Instead, a tumultuous and murky nomination process has angered local Tories and offered a smidgen of hope to an unlikely candidate -- the former Facebook executive running for the fourth-place Liberals.
In a move that shocked many, the Conservatives rejected the nomination paperwork of perceived front-runner Chris Kennedy, the young assistant to MP Merv Tweed, who stepped down in August to run Omnitrax Canada.
That left MLA Larry Maguire to take the Tory nomination by acclamation, and sparked accusations party brass meddled in the process to anoint their chosen man.
The mess prompted Inky Mark, the rogue former Conservative MP, to condemn the nomination process. And, in a full-page column Sunday, Brandon Sun managing editor James O'Connor, a former provincial Tory staffer, eviscerated the federal party and endorsed the Liberals. He called the Tory nomination a fiasco and a slimy game.
There is talk some Tories in Brandon may rip up their party memberships and consider the Liberals, who are now earning more attention than normally paid to a party that got bested by the Greens in the last two elections.
The Grit candidate is Rolf Dinsdale, a former Facebook senior executive and son of longtime Tory cabinet minister Walter Dinsdale, who represented the Brandon area in Parliament for a generation.
"I don't have a dog in (the Tory) fight but they seem to be driving moderates away, and I'm trying to court that vote," said Dinsdale.
Today, rookie Liberal Leader Justin Trudeau is making what's likely to be his first of several campaign visits to Brandon.
Meanwhile, the Conservative Party is fighting back, defending the process as fair and above-board.
"The party obviously wanted a nomination race, and not the nonsense that has followed," said a senior Conservative source who spoke on condition of anonymity. "Bottom line here is Chris totally buggered this up."

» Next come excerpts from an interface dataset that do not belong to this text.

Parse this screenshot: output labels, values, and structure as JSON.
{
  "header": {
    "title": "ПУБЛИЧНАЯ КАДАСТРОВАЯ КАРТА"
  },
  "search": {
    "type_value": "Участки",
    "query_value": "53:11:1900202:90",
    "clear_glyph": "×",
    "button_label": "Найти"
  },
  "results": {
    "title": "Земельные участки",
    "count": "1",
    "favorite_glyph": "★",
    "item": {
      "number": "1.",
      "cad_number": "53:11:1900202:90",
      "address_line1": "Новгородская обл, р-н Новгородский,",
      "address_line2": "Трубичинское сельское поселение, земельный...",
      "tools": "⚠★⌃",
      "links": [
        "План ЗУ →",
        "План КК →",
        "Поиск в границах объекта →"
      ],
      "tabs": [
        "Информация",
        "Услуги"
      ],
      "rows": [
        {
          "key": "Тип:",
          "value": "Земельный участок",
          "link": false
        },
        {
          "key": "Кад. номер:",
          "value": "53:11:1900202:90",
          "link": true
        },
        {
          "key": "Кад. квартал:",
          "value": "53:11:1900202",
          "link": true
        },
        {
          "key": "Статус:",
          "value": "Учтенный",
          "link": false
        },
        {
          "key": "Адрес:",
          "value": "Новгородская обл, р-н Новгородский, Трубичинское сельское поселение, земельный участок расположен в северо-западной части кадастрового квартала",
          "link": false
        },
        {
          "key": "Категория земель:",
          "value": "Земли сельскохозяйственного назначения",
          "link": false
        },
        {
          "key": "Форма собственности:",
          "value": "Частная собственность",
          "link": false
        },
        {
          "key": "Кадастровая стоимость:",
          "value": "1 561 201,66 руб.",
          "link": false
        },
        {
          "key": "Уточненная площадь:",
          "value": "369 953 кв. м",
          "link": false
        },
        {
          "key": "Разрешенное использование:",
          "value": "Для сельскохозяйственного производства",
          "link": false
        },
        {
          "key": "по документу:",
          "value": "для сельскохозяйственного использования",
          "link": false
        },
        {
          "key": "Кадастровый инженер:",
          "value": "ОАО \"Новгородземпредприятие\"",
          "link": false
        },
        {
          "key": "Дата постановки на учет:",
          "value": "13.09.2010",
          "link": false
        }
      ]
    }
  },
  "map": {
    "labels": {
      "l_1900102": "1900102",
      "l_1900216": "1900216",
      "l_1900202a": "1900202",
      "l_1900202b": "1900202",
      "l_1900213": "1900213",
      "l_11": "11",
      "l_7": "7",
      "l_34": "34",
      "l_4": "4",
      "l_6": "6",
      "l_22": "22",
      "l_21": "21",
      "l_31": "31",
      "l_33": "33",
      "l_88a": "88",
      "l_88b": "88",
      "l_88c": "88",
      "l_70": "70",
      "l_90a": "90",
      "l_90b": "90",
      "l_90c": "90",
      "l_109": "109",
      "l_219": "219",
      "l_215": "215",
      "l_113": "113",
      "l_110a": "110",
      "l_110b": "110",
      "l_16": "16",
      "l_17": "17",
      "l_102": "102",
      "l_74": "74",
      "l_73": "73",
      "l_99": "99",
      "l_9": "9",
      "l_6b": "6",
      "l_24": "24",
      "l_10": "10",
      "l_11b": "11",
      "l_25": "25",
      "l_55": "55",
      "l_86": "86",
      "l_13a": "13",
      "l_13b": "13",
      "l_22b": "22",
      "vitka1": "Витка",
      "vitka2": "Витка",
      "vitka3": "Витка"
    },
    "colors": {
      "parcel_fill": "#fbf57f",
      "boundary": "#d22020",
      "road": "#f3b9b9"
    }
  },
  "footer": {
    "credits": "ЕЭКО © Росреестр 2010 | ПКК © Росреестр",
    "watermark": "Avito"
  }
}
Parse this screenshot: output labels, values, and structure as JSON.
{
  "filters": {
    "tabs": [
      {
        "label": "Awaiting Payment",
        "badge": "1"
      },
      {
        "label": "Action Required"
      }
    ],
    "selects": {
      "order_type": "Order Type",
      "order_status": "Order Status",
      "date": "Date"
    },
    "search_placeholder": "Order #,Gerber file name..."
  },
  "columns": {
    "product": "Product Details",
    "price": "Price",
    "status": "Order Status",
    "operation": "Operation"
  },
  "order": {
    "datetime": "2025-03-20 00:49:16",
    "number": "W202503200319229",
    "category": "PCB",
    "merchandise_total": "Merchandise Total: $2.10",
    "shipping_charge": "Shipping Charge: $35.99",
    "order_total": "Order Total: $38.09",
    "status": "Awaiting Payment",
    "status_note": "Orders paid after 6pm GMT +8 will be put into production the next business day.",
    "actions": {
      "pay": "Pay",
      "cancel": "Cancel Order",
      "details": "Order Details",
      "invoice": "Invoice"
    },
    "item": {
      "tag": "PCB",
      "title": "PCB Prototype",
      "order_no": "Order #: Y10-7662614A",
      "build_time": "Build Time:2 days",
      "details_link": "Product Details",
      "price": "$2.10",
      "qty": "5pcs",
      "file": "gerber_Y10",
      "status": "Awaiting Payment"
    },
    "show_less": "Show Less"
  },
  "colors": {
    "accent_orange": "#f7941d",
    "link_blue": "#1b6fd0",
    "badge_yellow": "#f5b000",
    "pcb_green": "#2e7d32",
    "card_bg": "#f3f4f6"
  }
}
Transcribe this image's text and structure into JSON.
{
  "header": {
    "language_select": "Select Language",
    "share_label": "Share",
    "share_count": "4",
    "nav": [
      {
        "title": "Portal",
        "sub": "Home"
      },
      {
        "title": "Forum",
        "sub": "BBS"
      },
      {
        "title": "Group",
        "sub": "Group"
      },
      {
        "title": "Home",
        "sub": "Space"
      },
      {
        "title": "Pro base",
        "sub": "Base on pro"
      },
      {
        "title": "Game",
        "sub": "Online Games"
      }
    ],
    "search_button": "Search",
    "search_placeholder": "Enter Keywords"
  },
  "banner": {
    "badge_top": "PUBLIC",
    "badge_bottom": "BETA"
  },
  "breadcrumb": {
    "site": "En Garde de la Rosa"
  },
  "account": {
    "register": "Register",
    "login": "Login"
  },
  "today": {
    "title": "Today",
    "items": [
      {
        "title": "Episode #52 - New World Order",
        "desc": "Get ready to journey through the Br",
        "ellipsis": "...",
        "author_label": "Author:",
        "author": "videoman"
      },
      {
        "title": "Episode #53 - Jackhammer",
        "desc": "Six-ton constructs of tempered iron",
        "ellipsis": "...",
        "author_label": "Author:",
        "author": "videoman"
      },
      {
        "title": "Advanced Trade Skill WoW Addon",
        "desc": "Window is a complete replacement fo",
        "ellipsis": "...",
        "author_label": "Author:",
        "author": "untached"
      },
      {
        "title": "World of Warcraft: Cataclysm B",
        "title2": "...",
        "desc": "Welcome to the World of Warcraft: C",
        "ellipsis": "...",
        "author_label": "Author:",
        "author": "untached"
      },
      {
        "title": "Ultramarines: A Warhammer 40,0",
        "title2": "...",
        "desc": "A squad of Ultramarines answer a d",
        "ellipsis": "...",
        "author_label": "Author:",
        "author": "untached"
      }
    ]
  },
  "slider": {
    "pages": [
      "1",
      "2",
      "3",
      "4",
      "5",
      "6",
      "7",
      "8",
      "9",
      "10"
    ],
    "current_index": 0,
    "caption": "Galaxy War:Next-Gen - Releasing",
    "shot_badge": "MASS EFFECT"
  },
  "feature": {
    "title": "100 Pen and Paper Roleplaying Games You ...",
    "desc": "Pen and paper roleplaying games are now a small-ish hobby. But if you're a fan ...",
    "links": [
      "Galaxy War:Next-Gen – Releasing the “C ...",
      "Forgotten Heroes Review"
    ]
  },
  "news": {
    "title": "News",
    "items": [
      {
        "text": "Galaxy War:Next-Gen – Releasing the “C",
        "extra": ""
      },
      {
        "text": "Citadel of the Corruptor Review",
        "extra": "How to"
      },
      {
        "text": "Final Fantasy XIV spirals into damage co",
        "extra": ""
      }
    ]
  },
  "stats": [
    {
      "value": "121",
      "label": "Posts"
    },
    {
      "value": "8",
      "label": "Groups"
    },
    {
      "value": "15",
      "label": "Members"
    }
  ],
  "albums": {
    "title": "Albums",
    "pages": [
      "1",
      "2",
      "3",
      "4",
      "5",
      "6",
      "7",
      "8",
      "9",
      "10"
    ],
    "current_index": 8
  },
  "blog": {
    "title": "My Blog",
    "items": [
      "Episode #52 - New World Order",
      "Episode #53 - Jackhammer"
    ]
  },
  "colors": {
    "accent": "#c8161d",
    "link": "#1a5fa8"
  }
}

Kennedy's nomination paperwork, including a $1,000 cheque, was due in Ottawa at 5 p.m. Brandon time on Sept. 11. A Purolator tracking record obtained by the Free Press shows the paperwork wasn't mailed until 4 p.m., an hour before the documents were due in Ottawa. The paperwork didn't arrive until nearly 1 p.m. the following day, and the Conservative source said the cheque was missing.
The source said there is no flexibility in the rules, which were laid out clearly and repeatedly beforehand. Real meddling would have involved finagling the rules to accommodate Kennedy, said the source. Then it would have been Maguire's camp up in arms, especially since it flew a campaign volunteer to Ottawa to ensure memberships arrived in time.
As he has all week, Kennedy said he couriered the documents to Ottawa in plenty of time, and is "absolutely" sure he included the cheque.
He said Monday the he-said-she-said of the previous week is doing no one any favours.
"I'm going to step away from politics for a time," he said.
Prime Minister Stephen Harper has not yet called the Brandon-Souris byelection, or one in Provencher to replace former MP Vic Toews, who retired in July. It's widely expected the byelections will be called later this fall.